I saw this as the solution to all my problems, I could even go back and texture my entire Unity game. It would look great! Until I tried to import the whole thing into Unity. Turns out Unity doesn’t like multiple UV sets, it’ll only read whats on the default map (UV0), so unfortunately the mystery continues as to how on earth I texture large environments.
Here is the really cool, fun bit. If you go take a look at the renders of my individual items I’m most proud of, you may think wow that is a huge quality jump from the other renders! You’d be right. Two days before this submission I invested a chunk of cash into the indie bundle for Substance Painter. I’ve had barely any time to learn it but it was used to render out the single props, my Maya refuses to use Arnold however Painter doesn’t have a problem. The computer console was fully textured in Painter, I think it looks okay for someone with zero training in the program.

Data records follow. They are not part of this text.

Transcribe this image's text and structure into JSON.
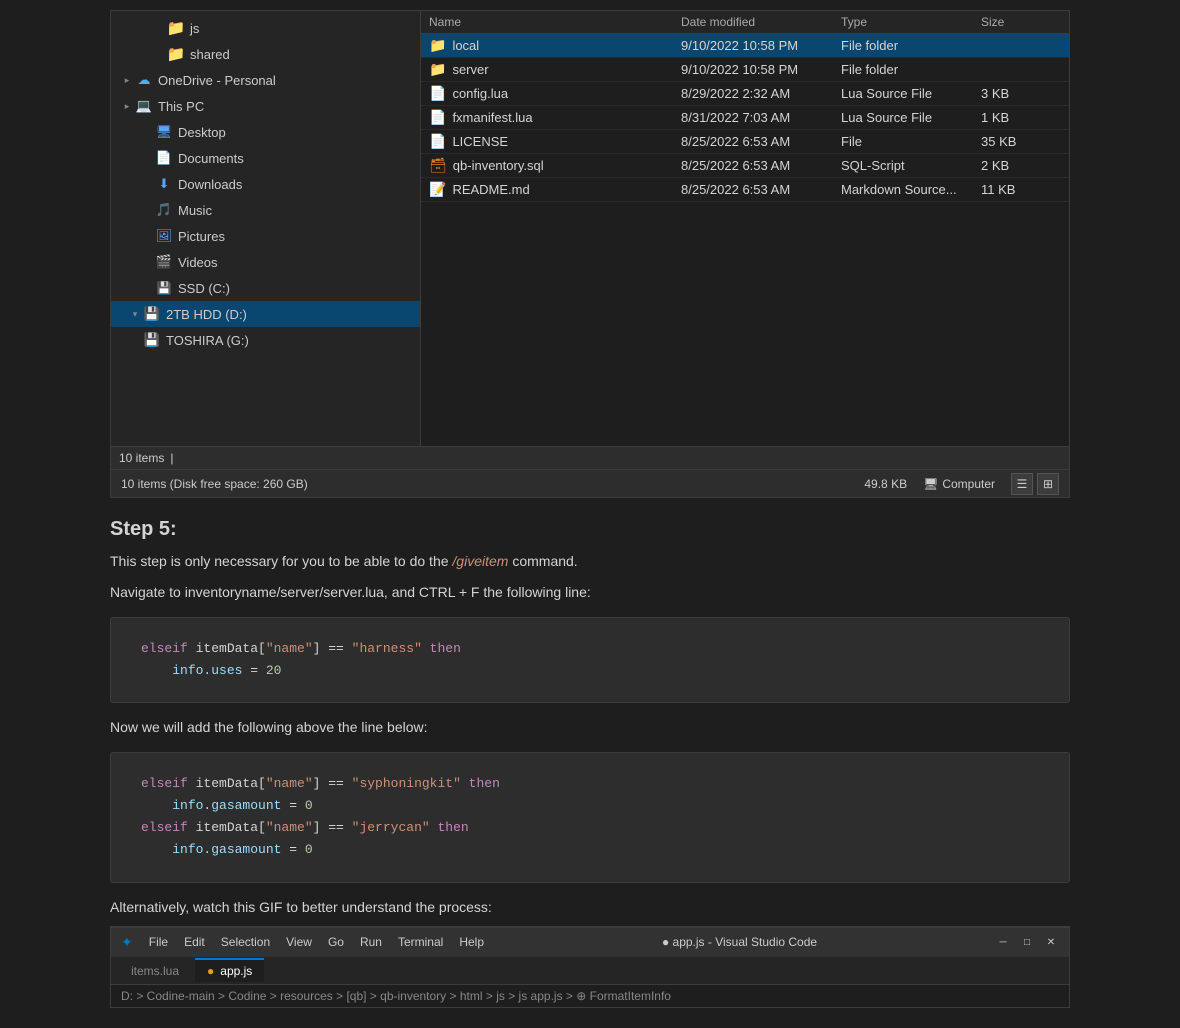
{
  "explorer": {
    "sidebar": {
      "items": [
        {
          "id": "js",
          "label": "js",
          "icon": "folder",
          "indent": 40,
          "expand": "",
          "selected": false
        },
        {
          "id": "shared",
          "label": "shared",
          "icon": "folder",
          "indent": 40,
          "expand": "",
          "selected": false
        },
        {
          "id": "onedrive",
          "label": "OneDrive - Personal",
          "icon": "cloud",
          "indent": 8,
          "expand": "▸",
          "selected": false
        },
        {
          "id": "thispc",
          "label": "This PC",
          "icon": "pc",
          "indent": 8,
          "expand": "▸",
          "selected": false
        },
        {
          "id": "desktop",
          "label": "Desktop",
          "icon": "desktop",
          "indent": 28,
          "expand": "",
          "selected": false
        },
        {
          "id": "documents",
          "label": "Documents",
          "icon": "docs",
          "indent": 28,
          "expand": "",
          "selected": false
        },
        {
          "id": "downloads",
          "label": "Downloads",
          "icon": "downloads",
          "indent": 28,
          "expand": "",
          "selected": false
        },
        {
          "id": "music",
          "label": "Music",
          "icon": "music",
          "indent": 28,
          "expand": "",
          "selected": false
        },
        {
          "id": "pictures",
          "label": "Pictures",
          "icon": "pictures",
          "indent": 28,
          "expand": "",
          "selected": false
        },
        {
          "id": "videos",
          "label": "Videos",
          "icon": "videos",
          "indent": 28,
          "expand": "",
          "selected": false
        },
        {
          "id": "ssd",
          "label": "SSD (C:)",
          "icon": "ssd",
          "indent": 28,
          "expand": "",
          "selected": false
        },
        {
          "id": "hdd",
          "label": "2TB HDD (D:)",
          "icon": "drive",
          "indent": 16,
          "expand": "▾",
          "selected": true
        },
        {
          "id": "toshiba",
          "label": "TOSHIRA (G:)",
          "icon": "drive",
          "indent": 16,
          "expand": "",
          "selected": false
        }
      ]
    },
    "files": [
      {
        "name": "local",
        "icon": "folder",
        "date": "9/10/2022 10:58 PM",
        "type": "File folder",
        "size": "",
        "selected": true
      },
      {
        "name": "server",
        "icon": "folder",
        "date": "9/10/2022 10:58 PM",
        "type": "File folder",
        "size": ""
      },
      {
        "name": "config.lua",
        "icon": "lua",
        "date": "8/29/2022 2:32 AM",
        "type": "Lua Source File",
        "size": "3 KB"
      },
      {
        "name": "fxmanifest.lua",
        "icon": "lua",
        "date": "8/31/2022 7:03 AM",
        "type": "Lua Source File",
        "size": "1 KB"
      },
      {
        "name": "LICENSE",
        "icon": "file",
        "date": "8/25/2022 6:53 AM",
        "type": "File",
        "size": "35 KB"
      },
      {
        "name": "qb-inventory.sql",
        "icon": "sql",
        "date": "8/25/2022 6:53 AM",
        "type": "SQL-Script",
        "size": "2 KB"
      },
      {
        "name": "README.md",
        "icon": "md",
        "date": "8/25/2022 6:53 AM",
        "type": "Markdown Source...",
        "size": "11 KB"
      }
    ],
    "status_items": "10 items",
    "status_bottom": "10 items (Disk free space: 260 GB)",
    "status_size": "49.8 KB",
    "status_computer": "Computer"
  },
  "step5": {
    "heading": "Step 5:",
    "para1": "This step is only necessary for you to be able to do the ",
    "command": "/giveitem",
    "para1_end": " command.",
    "para2": "Navigate to inventoryname/server/server.lua, and CTRL + F the following line:"
  },
  "code1": {
    "line1": "elseif itemData[\"name\"] == \"harness\" then",
    "line2": "    info.uses = 20"
  },
  "code2": {
    "label": "Now we will add the following above the line below:",
    "line1": "elseif itemData[\"name\"] == \"syphoningkit\" then",
    "line2": "    info.gasamount = 0",
    "line3": "elseif itemData[\"name\"] == \"jerrycan\" then",
    "line4": "    info.gasamount = 0"
  },
  "alt_text": "Alternatively, watch this GIF to better understand the process:",
  "vscode": {
    "title": "● app.js - Visual Studio Code",
    "menus": [
      "File",
      "Edit",
      "Selection",
      "View",
      "Go",
      "Run",
      "Terminal",
      "Help"
    ],
    "tabs": [
      {
        "label": "items.lua",
        "active": false,
        "dot": false
      },
      {
        "label": "app.js",
        "active": true,
        "dot": true
      }
    ],
    "breadcrumb": "D: > Codine-main > Codine > resources > [qb] > qb-inventory > html > js > js app.js > ⊕ FormatItemInfo"
  }
}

The Xmas holiday will involve a crash course I’m sure.
Here are all the links for the three models I’m most proud of.
The computer model doesn’t show up in any of my previous posts purely because it was created in the last 48 hour mad dash to finish the project. As already mentioned it was quickly textured using zero knowledge in Substance Painter. For the speed I put it together I’m pretty happy with it and it really helped add something extra to the overall scene.
Originally a model from my Unity game, now textured. I know the model itself isn’t anything fancy or complex but I spent a lot of time adding metal textures, tinting them and blending layers together to get something I was content with. For that reason alone it earns a top spot for me. If I’d had more time I would have created a bump map for the crate to try and highlight the scratches in the texture.
My personal masterpiece! Again not a complex model but certainly the one I spent the most time texturing, before realising if I spent that amount of time on everything, I’d never complete the project. It has rust, it has grime and overall is the most real looking model because of it. They really pulled the scene together and made the crate storage area stand out as the best part of the scene.
Reflection from Start to Finish
I don’t wish to repeat some of the comments I’ve made in the past on other posts or even comments here so I’ll keep this as more of a summary.
I’ve learnt a lot from all of this, mostly from making mistakes. Maya is an unforgiving mistress sometimes and I’d say learning what not to do is a far bigger list than learning what to do. I’ve already mentioned this has all helped changed the way I model for the better, taking all these new skills forward I finally feel like I can progress onto bigger and better things. Especially since the speed of my modelling has also increased. Maybe one day I’ll dig out my college final major project from 14 years ago and compare the two.
The part I’m still most frustrated with is texturing large items. I found a workflow, it worked, the environment was completed and then I discover its a useless method for game engines. It was a low moment for me and I’ll be back to the drawing board for a new method, which may involve Substance Designer.
Overall though, time is my biggest hurdle. It’s been mentioned time after time in my posts but it really is the biggest obstacle in large creative projects such as this. Spend too much time modelling, your texturing quality is low and vice versa. I wish I could have added all the items that I had planned, and used a fully textured version of my glaive ship rather than the very basic first attempt ship that was used in the end. Thankfully, like anything in life, the more time I spend doing and learning the better time efficiency will get.
Bring on the next modelling project!